The only thing that Loretta “Dolly” Ames ever wanted was for people to be more aware of the needy.
“It’s hard to sum up a life in a few words, but she was the kind of person that although she had very little, she would give you whatever she had,” Ames’ cousin, Bonnie Bentley, said. “She really understood the concept of unconditional love.”
A few days before her 80th birthday, Ames, a longtime Winter Springs resident and active community board member, passed away, having endeared herself to everyone from local canines to the mayor. Ames was born on Jan. 24, 1942 in Cleveland, Ohio, but she lived for the last 18 years in Winter Springs, where she passed away on Jan. 18.
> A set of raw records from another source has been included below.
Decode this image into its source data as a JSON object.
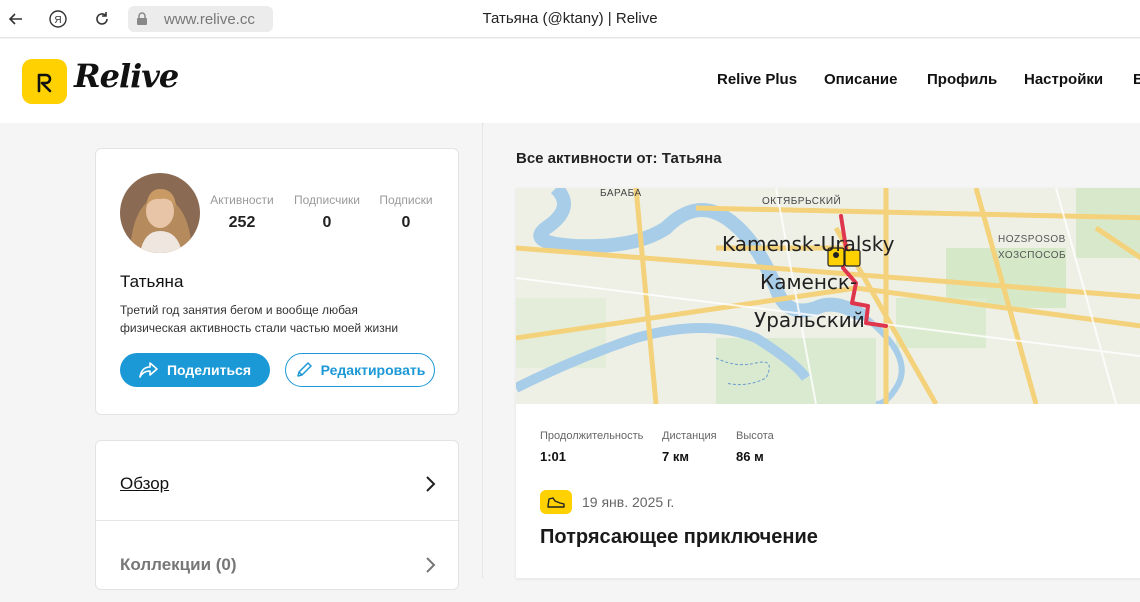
{
  "browser": {
    "url": "www.relive.cc",
    "tab_title": "Татьяна (@ktany) | Relive"
  },
  "header": {
    "logo_text": "Relive",
    "nav": [
      "Relive Plus",
      "Описание",
      "Профиль",
      "Настройки",
      "B"
    ]
  },
  "profile": {
    "stats": [
      {
        "label": "Активности",
        "value": "252"
      },
      {
        "label": "Подписчики",
        "value": "0"
      },
      {
        "label": "Подписки",
        "value": "0"
      }
    ],
    "name": "Татьяна",
    "bio": "Третий год занятия бегом и вообще любая физическая активность стали частью моей жизни",
    "share_label": "Поделиться",
    "edit_label": "Редактировать"
  },
  "menu": {
    "items": [
      {
        "label": "Обзор"
      },
      {
        "label": "Коллекции (0)"
      }
    ]
  },
  "feed": {
    "section_title": "Все активности от: Татьяна",
    "activity": {
      "map_labels": {
        "city_en": "Kamensk-Uralsky",
        "city_ru_1": "Каменск-",
        "city_ru_2": "Уральский",
        "district_1": "ОКТЯБРЬСКИЙ",
        "district_2": "БАРАБА",
        "district_3": "HOZSPOSOB",
        "district_4": "ХОЗСПОСОБ"
      },
      "metrics": [
        {
          "label": "Продолжительность",
          "value": "1:01"
        },
        {
          "label": "Дистанция",
          "value": "7 км"
        },
        {
          "label": "Высота",
          "value": "86 м"
        }
      ],
      "date": "19 янв. 2025 г.",
      "title": "Потрясающее приключение"
    }
  },
  "colors": {
    "brand_yellow": "#ffd100",
    "accent_blue": "#1b98d6",
    "route_red": "#e0364d"
  }
}
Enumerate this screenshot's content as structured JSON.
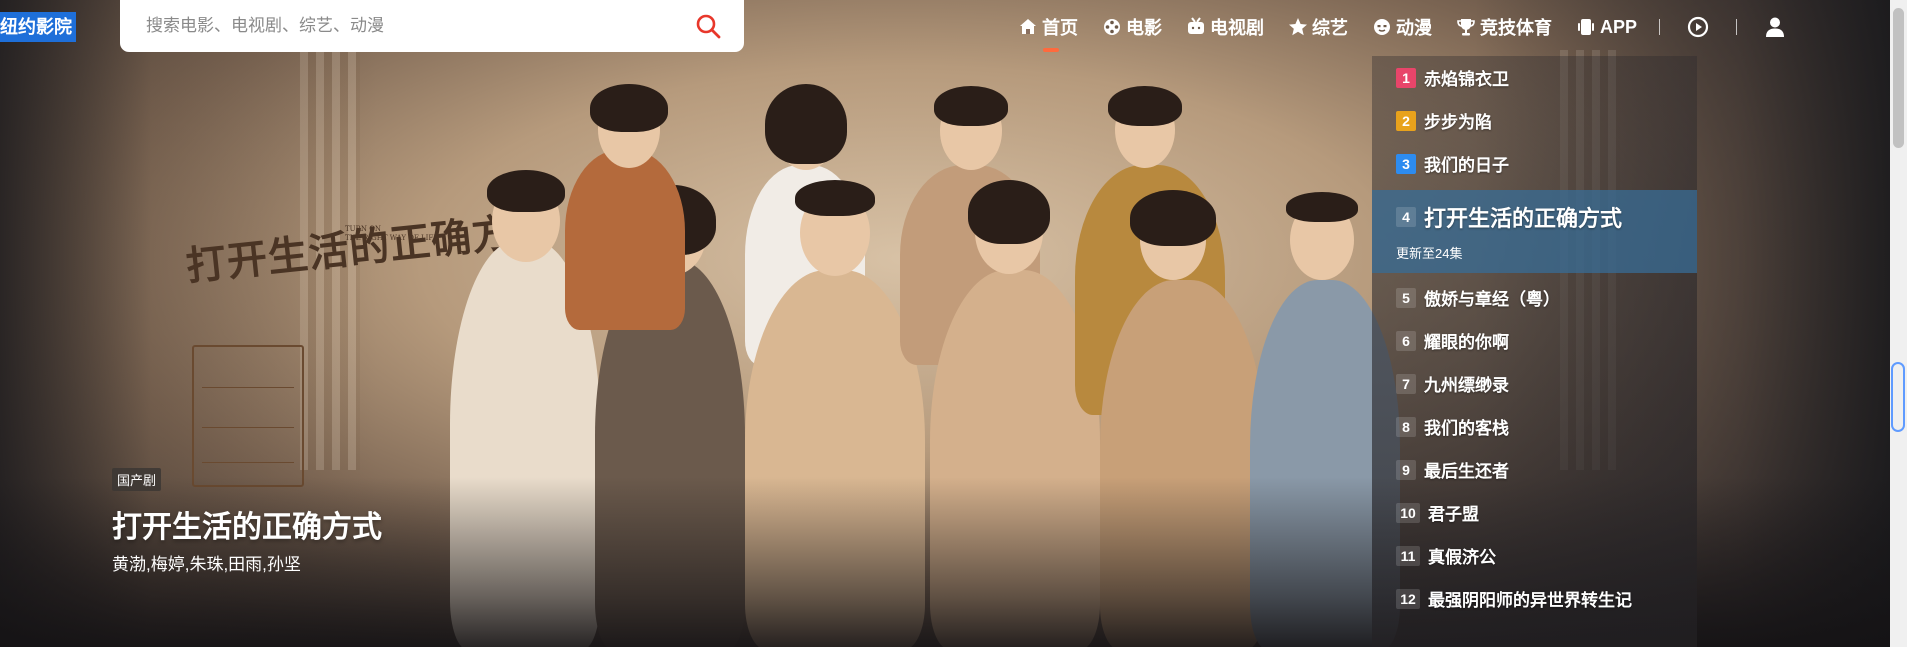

“Even though she didn’t have a lot of family, she found her substitute family here in Florida,” said Phil Ayres, the pastor of LifePoint Christian Church, where Ames was a member. “She was at every potluck, at every dinner.” Ayres said she loved animals and she loved serving the community and her church.
Ames regularly attended Winter Springs City Commission meetings, and was a member of the Winter Springs Police Department’s Citizens Advisory Committee, and the city’s Bicycle and Pedestrian Advisory Committee.
“She was one of the most regular residents at our City Commission Meetings for many years,” Winter Springs Mayor Kevin McCann said. “She had a nice personal relationship with every one of the city commissioners and the other residents that regularly attended.”
McCann said that Ames had persistence because she was a fighter for her community.
“Isn’t that a nice legacy? When our time here is gone, it sure would be nice to have people think of you the same way,” McCann said. “May we all be so fortunate.”
Jeri Graumlich, 60, said she met Ames 18 years ago, and when she first got to know her, she said that Ames was helping people at her church who were hospitalized or ill. Ames would take care of their homes and pets.
She said Ames was like a grandmother in her family, but also a sweet friend with a strong personality who lived to make people laugh.
“She was passionate about serving and helping others and she was equally passionate if she was frustrated,” Graumlich said. “You never doubted where she stood in anything, it was her gumption that first attracted me to her.”
She also said that Ames cared so much for animals that Ames was instrumental in helping to bring a dog park to Winter Springs, as she had done in Maryland, where she lived before relocating to Florida.
Graumlich helped Ames as she lost her mobility during recent years. She would help her pay bills, and the two would “buddy up” to go places.
Graumlich said that even though Ames struggled to walk, having a weak leg that forced her to use a walker or wheelchair for mobility, she would ride her three-wheeled cycle around the neighborhood. She would pedal the tricycle, letting her stronger leg do most of the work. Despite having once fallen off of it, Graumlich said the septuagenarian was undaunted.
One of the things Ames was working toward was increasing the time for pedestrian crossing at crosswalks in Winter Springs to benefit the elderly.
“She was feisty, she had a lot of spunk, and a lot of spirit,” Graumlich said. “She was determined to stay as active as she could, both in her mind and her body, even if her body was really working against her.”
Graumlich said that in January Ames went to a hospital because she was feeling weak and ended up being diagnosed with asymptomatic COVID-19, but then, a week and a half later was diagnosed with sepsis-associated encephalopathy, a disease of the brain resulting from inflammation. By the time she was diagnosed, it was too late to save her.
“None of us has a clue, there was nothing in her life that was life-threatening,” Graumlich said.
Bentley, Ames’ cousin, said Ames was non-responsive for four days at the Orlando Health Central Hospital before passing away.
She said she wanted Ames’ memorial, which was held on Jan. 29 at LifePoint Christian Church, to be a call to action for people to help one another..
Bentley imagines Ames in heaven with all her puppies, referring to the nine dogs Ames had cared for over her lifetime. She asked Bentley to see that Ames’ ashes were combined with those of her dogs, then dispersed together at one of her favorite places, the ocean.
“She loved the water,” Bentley said. “She asked me to spread her ashes over the Atlantic Ocean and I have a trip planned to the Florida Keys just to do that.”